Being too harsh on yourself could lead to OCD, anxiety

Sun Online Desk

2nd May, 2019 12:41:52 printer

Being too harsh on yourself could lead to OCD, anxiety

People who report intense feelings of responsibility are susceptible to developing Obsessive Compulsive Disorder (OCD) or Generalized Anxiety Disorder (GAD), recent findings suggest.

“People with OCD [are] tortured by repeatedly occurring negative thinking and they take some strategy to prevent it... GAD is a very pervasive type of anxiety. [Patients] worry about everything,” said Yoshinori Sugiura, lead author of the study.

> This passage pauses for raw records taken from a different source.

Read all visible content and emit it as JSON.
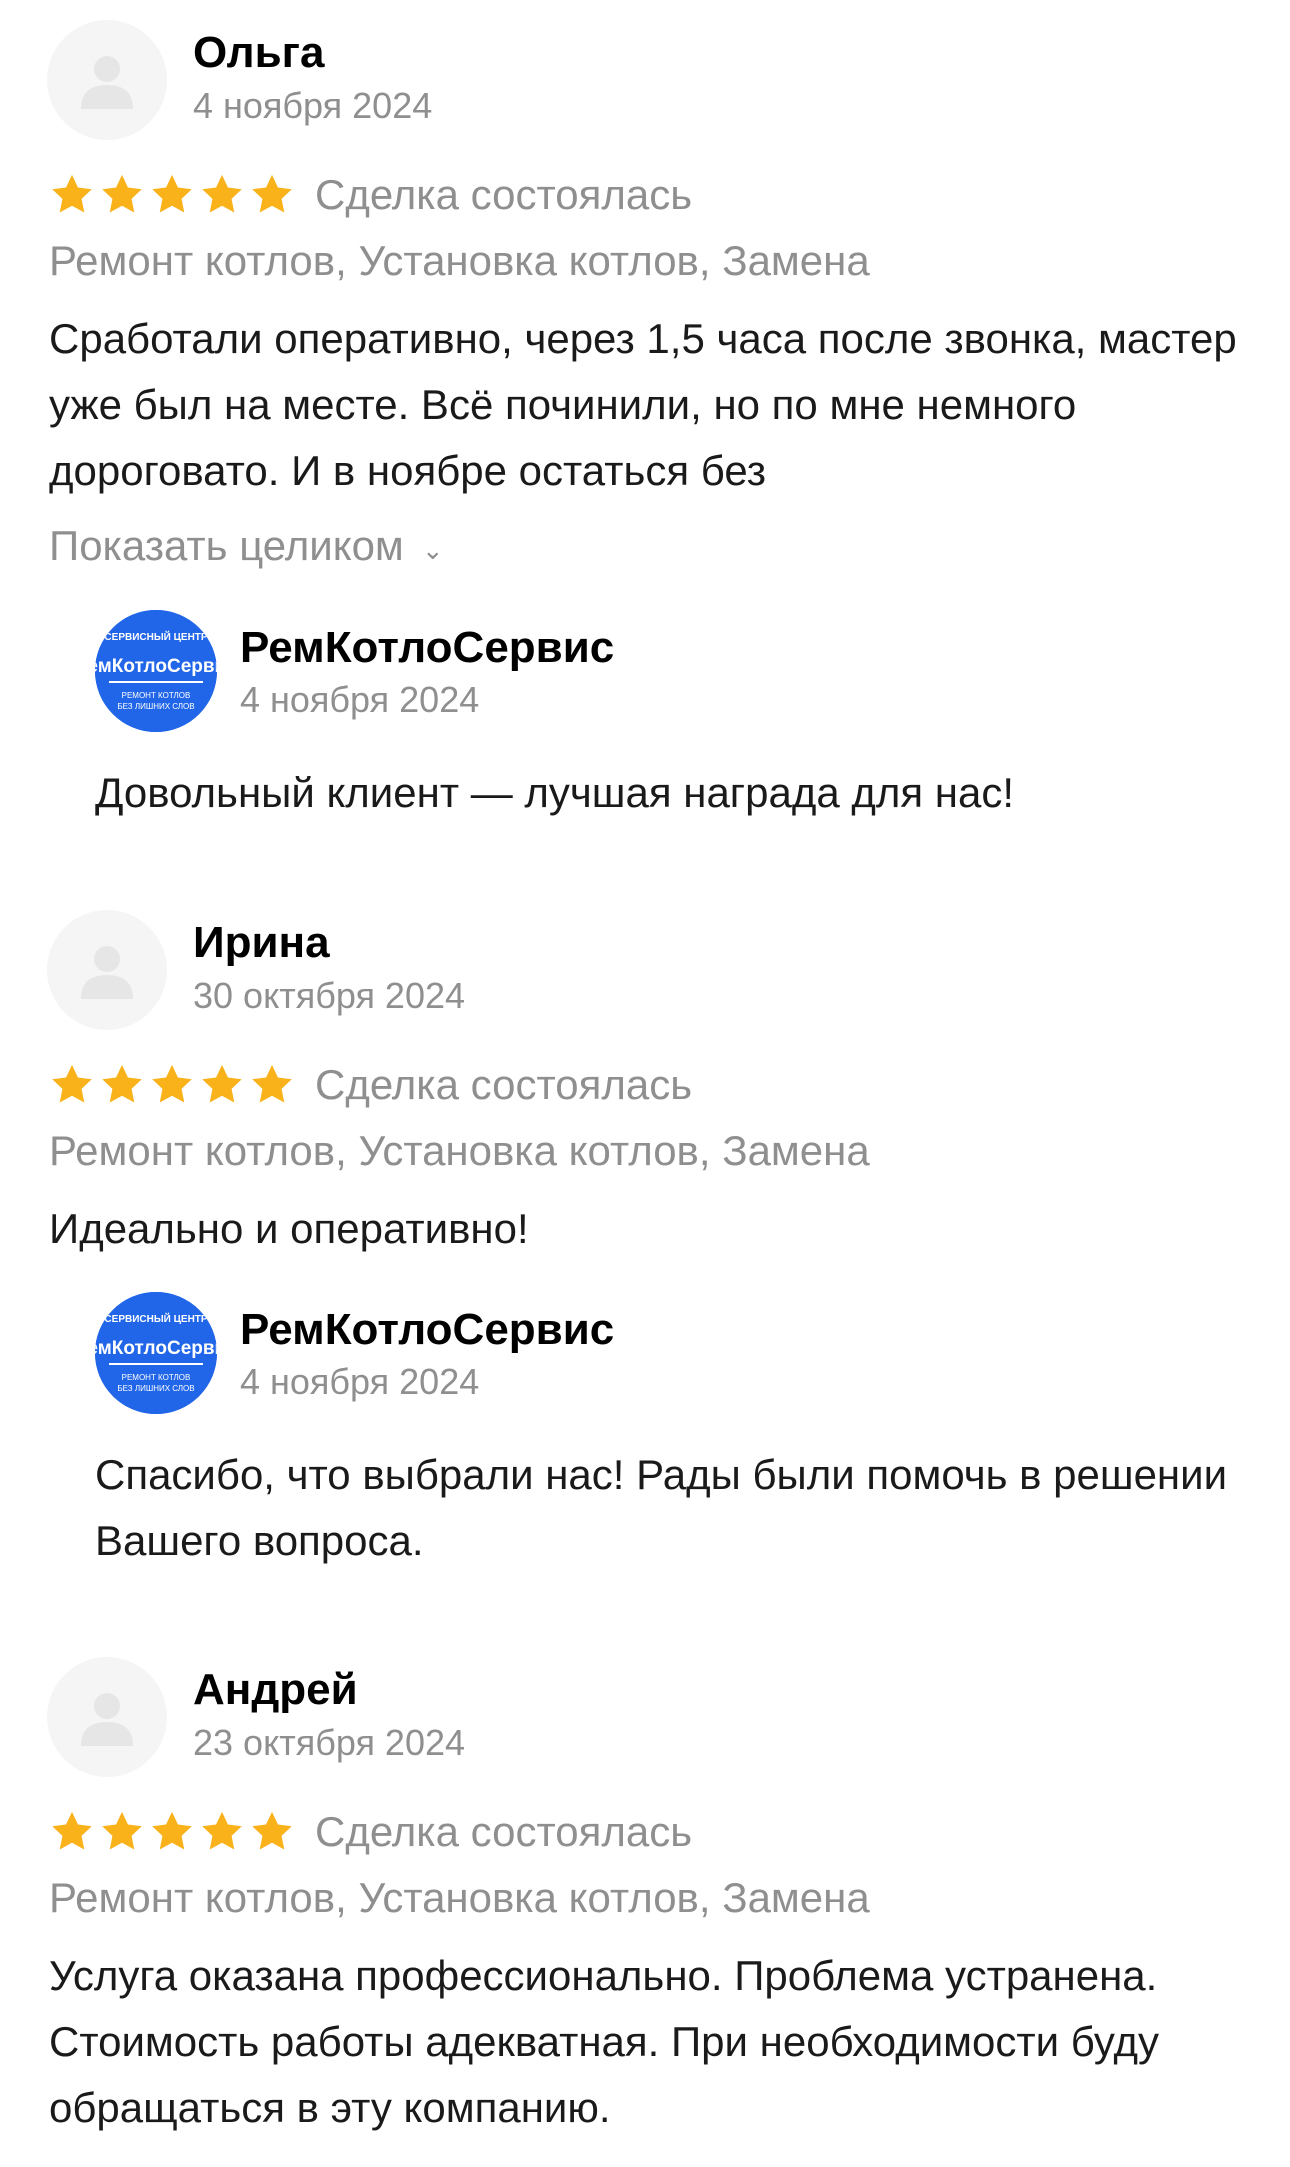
{
  "colors": {
    "star": "#f9b21a",
    "muted_text": "#8f8f8f",
    "logo_blue": "#2166e8"
  },
  "reviews": [
    {
      "author": "Ольга",
      "date": "4 ноября 2024",
      "rating": 5,
      "deal_status": "Сделка состоялась",
      "services": "Ремонт котлов, Установка котлов, Замена",
      "text": "Сработали оперативно, через 1,5 часа после звонка, мастер уже был на месте. Всё починили, но по мне немного дороговато. И в ноябре остаться без",
      "show_more": "Показать целиком",
      "reply": {
        "company": "РемКотлоСервис",
        "date": "4 ноября 2024",
        "text": "Довольный клиент — лучшая награда для нас!"
      }
    },
    {
      "author": "Ирина",
      "date": "30 октября 2024",
      "rating": 5,
      "deal_status": "Сделка состоялась",
      "services": "Ремонт котлов, Установка котлов, Замена",
      "text": "Идеально и оперативно!",
      "reply": {
        "company": "РемКотлоСервис",
        "date": "4 ноября 2024",
        "text": "Спасибо, что выбрали нас! Рады были помочь в решении Вашего вопроса."
      }
    },
    {
      "author": "Андрей",
      "date": "23 октября 2024",
      "rating": 5,
      "deal_status": "Сделка состоялась",
      "services": "Ремонт котлов, Установка котлов, Замена",
      "text": "Услуга оказана профессионально. Проблема устранена. Стоимость работы адекватная. При необходимости буду обращаться в эту компанию."
    }
  ],
  "logo_text": {
    "top": "СЕРВИСНЫЙ ЦЕНТР",
    "middle": "РемКотлоСервис",
    "bottom1": "РЕМОНТ КОТЛОВ",
    "bottom2": "БЕЗ ЛИШНИХ СЛОВ"
  }
}
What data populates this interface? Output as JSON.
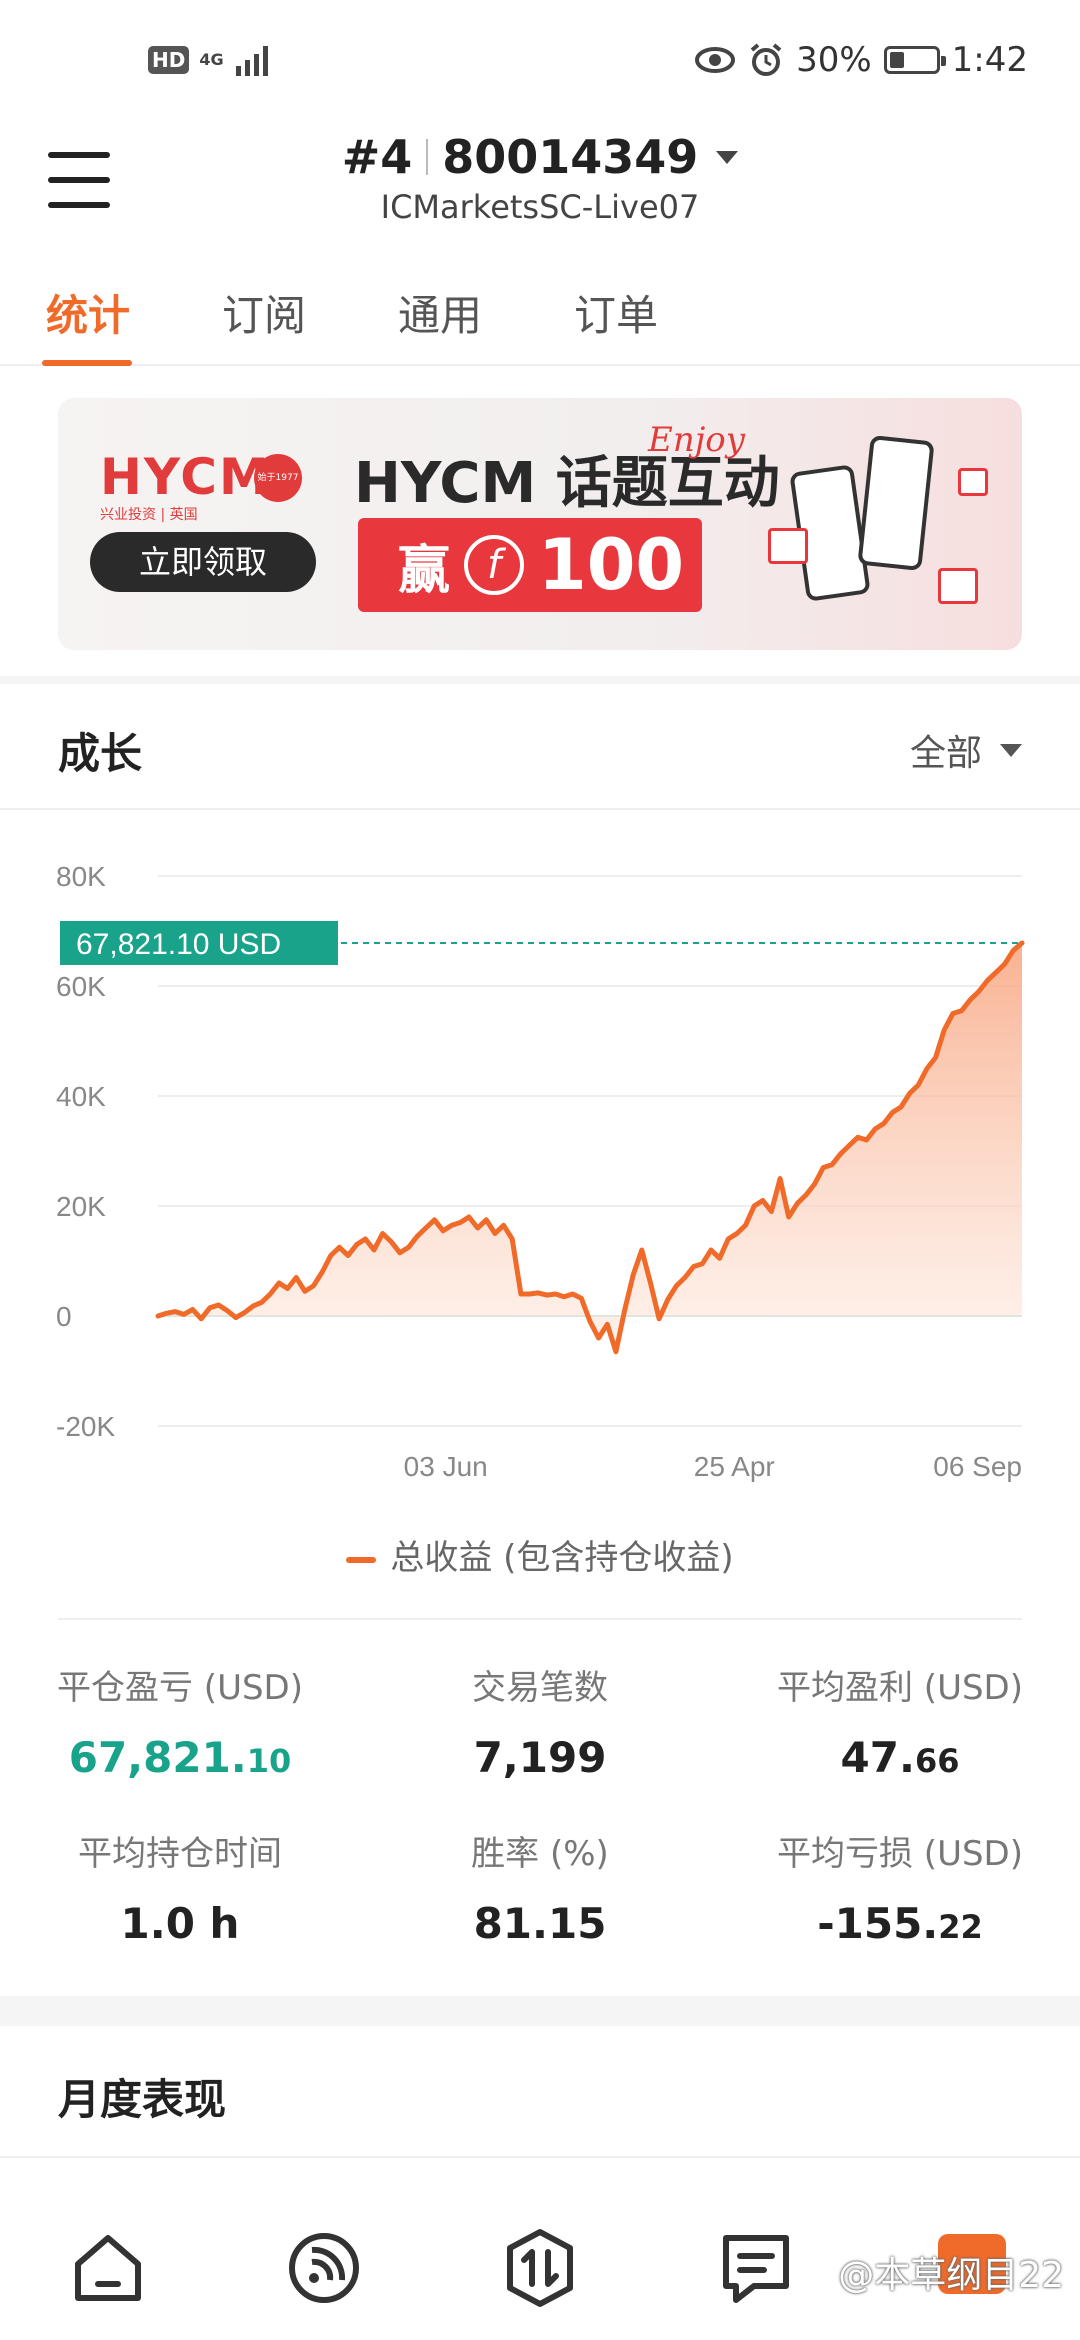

Anxiety and OCD-like behaviours, such as checking if the door is locked, are common in the general population. However, it is the frequency and intensity of these behaviours or feelings that mark the difference between a character trait and a disorder.

“For example, you’re using two audio recorders instead of one. It’s just in case one fails ... having two recorders will enhance your work but if you prepare many recorders ... that will interfere with your work,” Sugiura explained.

A problem Sugiura identifies in psychology is that each disorder that sufferers experience has several competing theories regarding their cause.

“There are too many theories and therapies for mental disorders for one expert to master them all,” elaborates Sugiura.

The goal of this research team was to find a common cause for these disorders and simplify the theories behind them.

The research team identified 3 types of inflated responsibility: Responsibility to prevent or avoid danger and/or harm , sense of personal responsibility and blame for negative outcomes and responsibility to continue thinking about a problem.

The research group combined tests used to study OCD and GAD as there had been no previous work that compared these tests in the same study.

To establish whether inflated responsibility was a predictor of OCD or GAD, Sugiura and Fisak sent an online questionnaire to American university students. Through this survey, they found that respondents who scored higher in questions about responsibility were more likely to exhibit behaviours that resemble those of OCD or GAD patients.

The researchers would like to clarify that this preliminary study is not representative of the general population due to the small scale and skewed population. However, the promising findings suggest that this format can be applied to a larger population and yield similar results.